**Instructions to follow:**
Leave the images out and repeat the data exactly as given.
◇ ◇ ◇ ◇ ◇ ◇ ◇
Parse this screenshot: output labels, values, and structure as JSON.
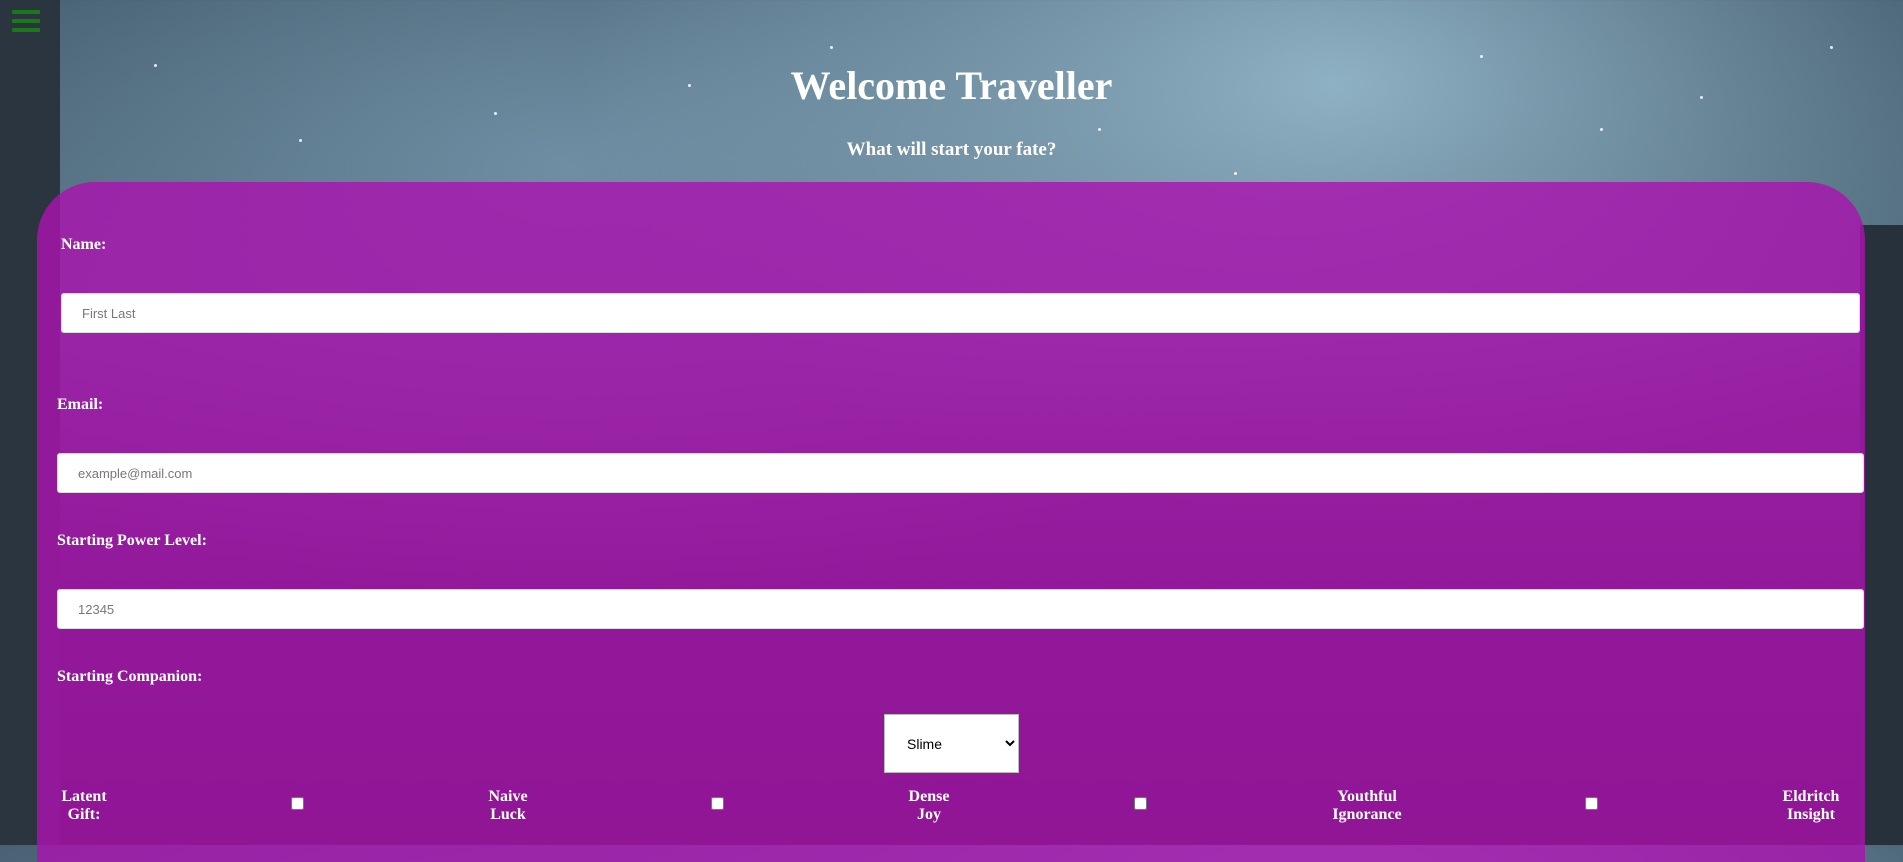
{
  "nav": {
    "menu_icon": "hamburger-menu-icon"
  },
  "header": {
    "title": "Welcome Traveller",
    "subtitle": "What will start your fate?"
  },
  "form": {
    "name": {
      "label": "Name:",
      "placeholder": "First Last"
    },
    "email": {
      "label": "Email:",
      "placeholder": "example@mail.com"
    },
    "power": {
      "label": "Starting Power Level:",
      "placeholder": "12345"
    },
    "companion": {
      "label": "Starting Companion:",
      "selected": "Slime"
    },
    "traits": [
      {
        "line1": "Latent",
        "line2": "Gift:"
      },
      {
        "line1": "Naive",
        "line2": "Luck"
      },
      {
        "line1": "Dense",
        "line2": "Joy"
      },
      {
        "line1": "Youthful",
        "line2": "Ignorance"
      },
      {
        "line1": "Eldritch",
        "line2": "Insight"
      }
    ]
  },
  "colors": {
    "panel": "#aa14af",
    "menu": "#1a7a1a"
  }
}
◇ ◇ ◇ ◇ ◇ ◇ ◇
**Response area:**
Parse this screenshot: output labels, values, and structure as JSON.
{
  "nav": {
    "menu_icon": "hamburger-menu-icon"
  },
  "header": {
    "title": "Welcome Traveller",
    "subtitle": "What will start your fate?"
  },
  "form": {
    "name": {
      "label": "Name:",
      "placeholder": "First Last"
    },
    "email": {
      "label": "Email:",
      "placeholder": "example@mail.com"
    },
    "power": {
      "label": "Starting Power Level:",
      "placeholder": "12345"
    },
    "companion": {
      "label": "Starting Companion:",
      "selected": "Slime"
    },
    "traits": [
      {
        "line1": "Latent",
        "line2": "Gift:"
      },
      {
        "line1": "Naive",
        "line2": "Luck"
      },
      {
        "line1": "Dense",
        "line2": "Joy"
      },
      {
        "line1": "Youthful",
        "line2": "Ignorance"
      },
      {
        "line1": "Eldritch",
        "line2": "Insight"
      }
    ]
  },
  "colors": {
    "panel": "#aa14af",
    "menu": "#1a7a1a"
  }
}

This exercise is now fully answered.